Data extract:
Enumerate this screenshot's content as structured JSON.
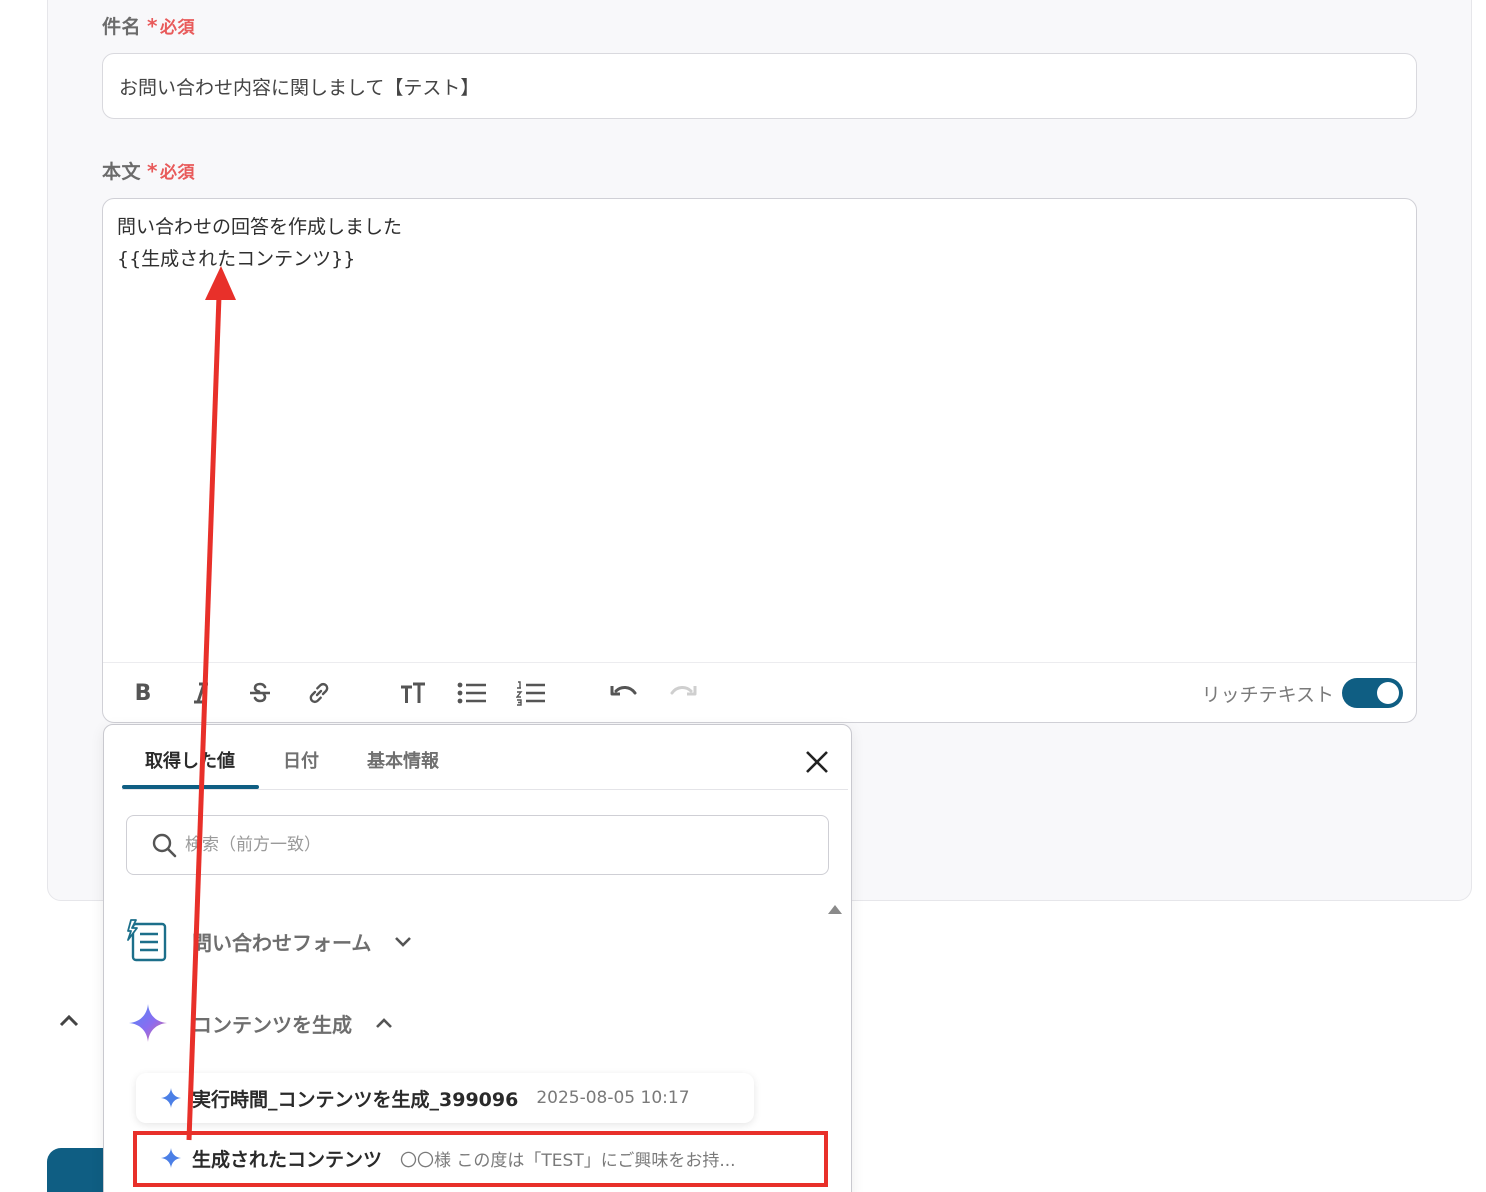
{
  "form": {
    "subject": {
      "label": "件名",
      "required": "必須",
      "value": "お問い合わせ内容に関しまして【テスト】"
    },
    "body": {
      "label": "本文",
      "required": "必須",
      "line1": "問い合わせの回答を作成しました",
      "line2": "{{生成されたコンテンツ}}"
    },
    "toolbar": {
      "bold": "B",
      "rich_text_label": "リッチテキスト",
      "rich_text_on": true
    }
  },
  "picker": {
    "tabs": [
      {
        "label": "取得した値",
        "active": true
      },
      {
        "label": "日付",
        "active": false
      },
      {
        "label": "基本情報",
        "active": false
      }
    ],
    "search_placeholder": "検索（前方一致）",
    "groups": [
      {
        "label": "問い合わせフォーム",
        "expanded": false,
        "icon": "form-icon"
      },
      {
        "label": "コンテンツを生成",
        "expanded": true,
        "icon": "sparkle-icon"
      }
    ],
    "items": [
      {
        "name": "実行時間_コンテンツを生成_399096",
        "meta": "2025-08-05 10:17"
      },
      {
        "name": "生成されたコンテンツ",
        "meta": "〇〇様 この度は「TEST」にご興味をお持..."
      }
    ]
  },
  "colors": {
    "accent": "#0f5e83",
    "required": "#e85a5a",
    "annotation": "#e8302a"
  }
}
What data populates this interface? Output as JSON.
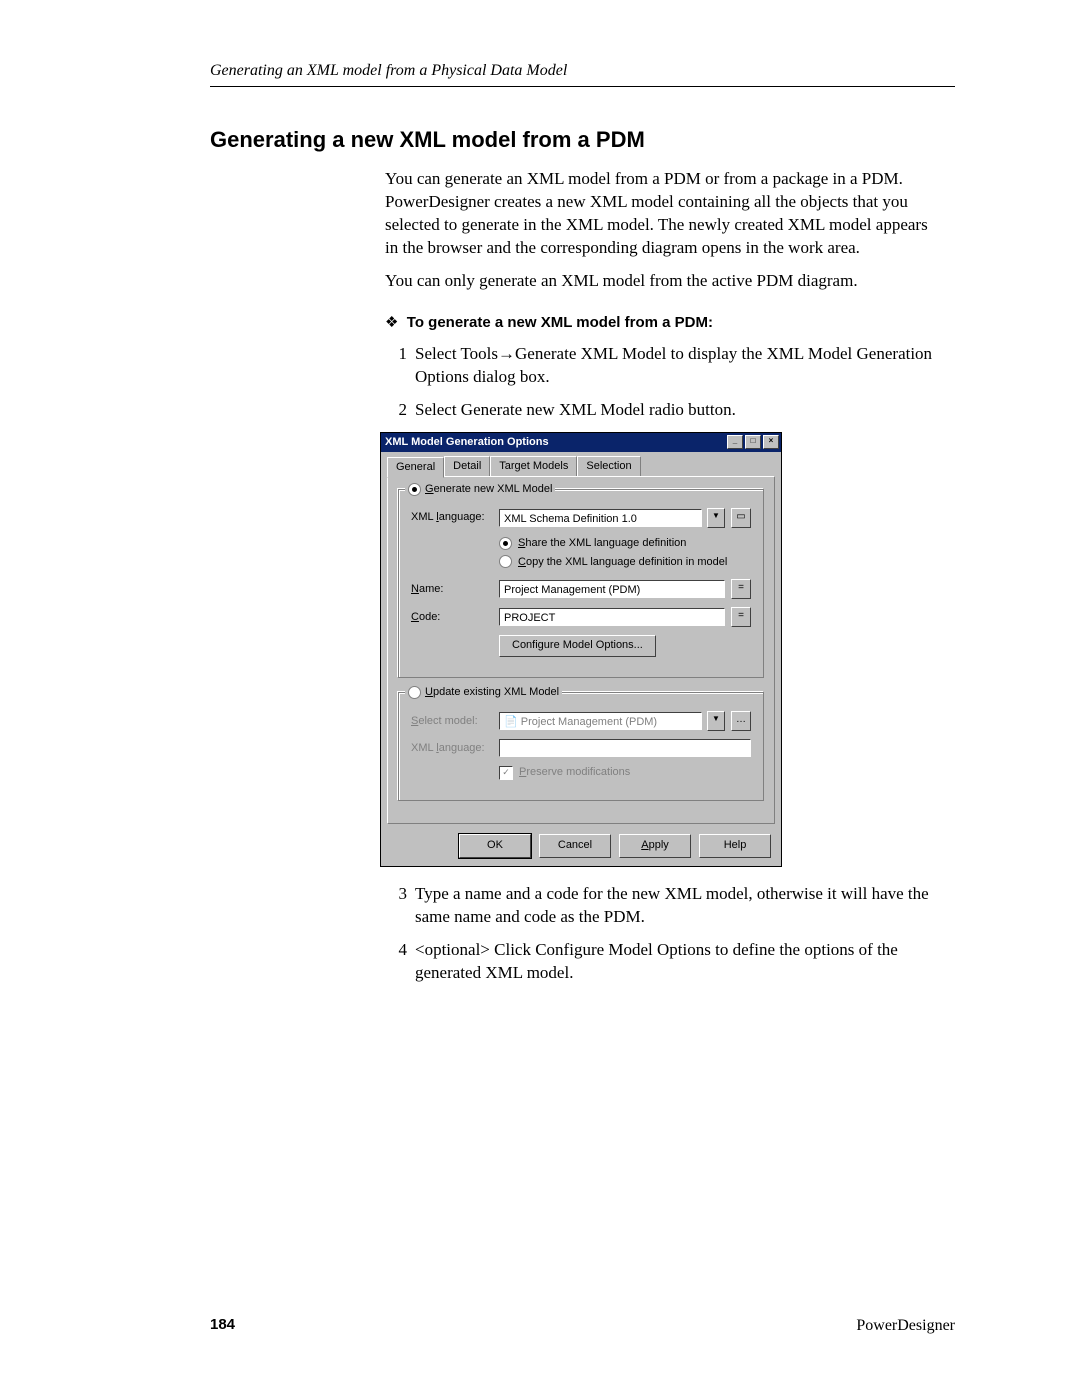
{
  "running_head": "Generating an XML model from a Physical Data Model",
  "heading": "Generating a new XML model from a PDM",
  "para1": "You can generate an XML model from a PDM or from a package in a PDM. PowerDesigner creates a new XML model containing all the objects that you selected to generate in the XML model. The newly created XML model appears in the browser and the corresponding diagram opens in the work area.",
  "para2": "You can only generate an XML model from the active PDM diagram.",
  "proc_head": "To generate a new XML model from a PDM:",
  "steps": {
    "s1_pre": "Select Tools",
    "s1_post": "Generate XML Model to display the XML Model Generation Options dialog box.",
    "s2": "Select Generate new XML Model radio button.",
    "s3": "Type a name and a code for the new XML model, otherwise it will have the same name and code as the PDM.",
    "s4": "<optional> Click Configure Model Options to define the options of the generated XML model."
  },
  "dialog": {
    "title": "XML Model Generation Options",
    "tabs": [
      "General",
      "Detail",
      "Target Models",
      "Selection"
    ],
    "active_tab": 0,
    "group_new": "Generate new XML Model",
    "group_update": "Update existing XML Model",
    "xml_language_label": "XML language:",
    "xml_language_value": "XML Schema Definition 1.0",
    "share_option": "Share the XML language definition",
    "copy_option": "Copy the XML language definition in model",
    "name_label": "Name:",
    "name_value": "Project Management (PDM)",
    "code_label": "Code:",
    "code_value": "PROJECT",
    "configure_btn": "Configure Model Options...",
    "select_model_label": "Select model:",
    "select_model_value": "Project Management (PDM)",
    "xml_language_label2": "XML language:",
    "preserve": "Preserve modifications",
    "ok": "OK",
    "cancel": "Cancel",
    "apply": "Apply",
    "help": "Help"
  },
  "footer": {
    "page_number": "184",
    "product": "PowerDesigner"
  }
}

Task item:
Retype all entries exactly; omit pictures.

Response to this exercise:
Enumerate this screenshot's content as structured JSON.
{
  "form": {
    "subject": {
      "label": "件名",
      "required": "必須",
      "value": "お問い合わせ内容に関しまして【テスト】"
    },
    "body": {
      "label": "本文",
      "required": "必須",
      "line1": "問い合わせの回答を作成しました",
      "line2": "{{生成されたコンテンツ}}"
    },
    "toolbar": {
      "bold": "B",
      "rich_text_label": "リッチテキスト",
      "rich_text_on": true
    }
  },
  "picker": {
    "tabs": [
      {
        "label": "取得した値",
        "active": true
      },
      {
        "label": "日付",
        "active": false
      },
      {
        "label": "基本情報",
        "active": false
      }
    ],
    "search_placeholder": "検索（前方一致）",
    "groups": [
      {
        "label": "問い合わせフォーム",
        "expanded": false,
        "icon": "form-icon"
      },
      {
        "label": "コンテンツを生成",
        "expanded": true,
        "icon": "sparkle-icon"
      }
    ],
    "items": [
      {
        "name": "実行時間_コンテンツを生成_399096",
        "meta": "2025-08-05 10:17"
      },
      {
        "name": "生成されたコンテンツ",
        "meta": "〇〇様 この度は「TEST」にご興味をお持..."
      }
    ]
  },
  "colors": {
    "accent": "#0f5e83",
    "required": "#e85a5a",
    "annotation": "#e8302a"
  }
}
What data populates this interface? Output as JSON.
{
  "running_head": "Generating an XML model from a Physical Data Model",
  "heading": "Generating a new XML model from a PDM",
  "para1": "You can generate an XML model from a PDM or from a package in a PDM. PowerDesigner creates a new XML model containing all the objects that you selected to generate in the XML model. The newly created XML model appears in the browser and the corresponding diagram opens in the work area.",
  "para2": "You can only generate an XML model from the active PDM diagram.",
  "proc_head": "To generate a new XML model from a PDM:",
  "steps": {
    "s1_pre": "Select Tools",
    "s1_post": "Generate XML Model to display the XML Model Generation Options dialog box.",
    "s2": "Select Generate new XML Model radio button.",
    "s3": "Type a name and a code for the new XML model, otherwise it will have the same name and code as the PDM.",
    "s4": "<optional> Click Configure Model Options to define the options of the generated XML model."
  },
  "dialog": {
    "title": "XML Model Generation Options",
    "tabs": [
      "General",
      "Detail",
      "Target Models",
      "Selection"
    ],
    "active_tab": 0,
    "group_new": "Generate new XML Model",
    "group_update": "Update existing XML Model",
    "xml_language_label": "XML language:",
    "xml_language_value": "XML Schema Definition 1.0",
    "share_option": "Share the XML language definition",
    "copy_option": "Copy the XML language definition in model",
    "name_label": "Name:",
    "name_value": "Project Management (PDM)",
    "code_label": "Code:",
    "code_value": "PROJECT",
    "configure_btn": "Configure Model Options...",
    "select_model_label": "Select model:",
    "select_model_value": "Project Management (PDM)",
    "xml_language_label2": "XML language:",
    "preserve": "Preserve modifications",
    "ok": "OK",
    "cancel": "Cancel",
    "apply": "Apply",
    "help": "Help"
  },
  "footer": {
    "page_number": "184",
    "product": "PowerDesigner"
  }
}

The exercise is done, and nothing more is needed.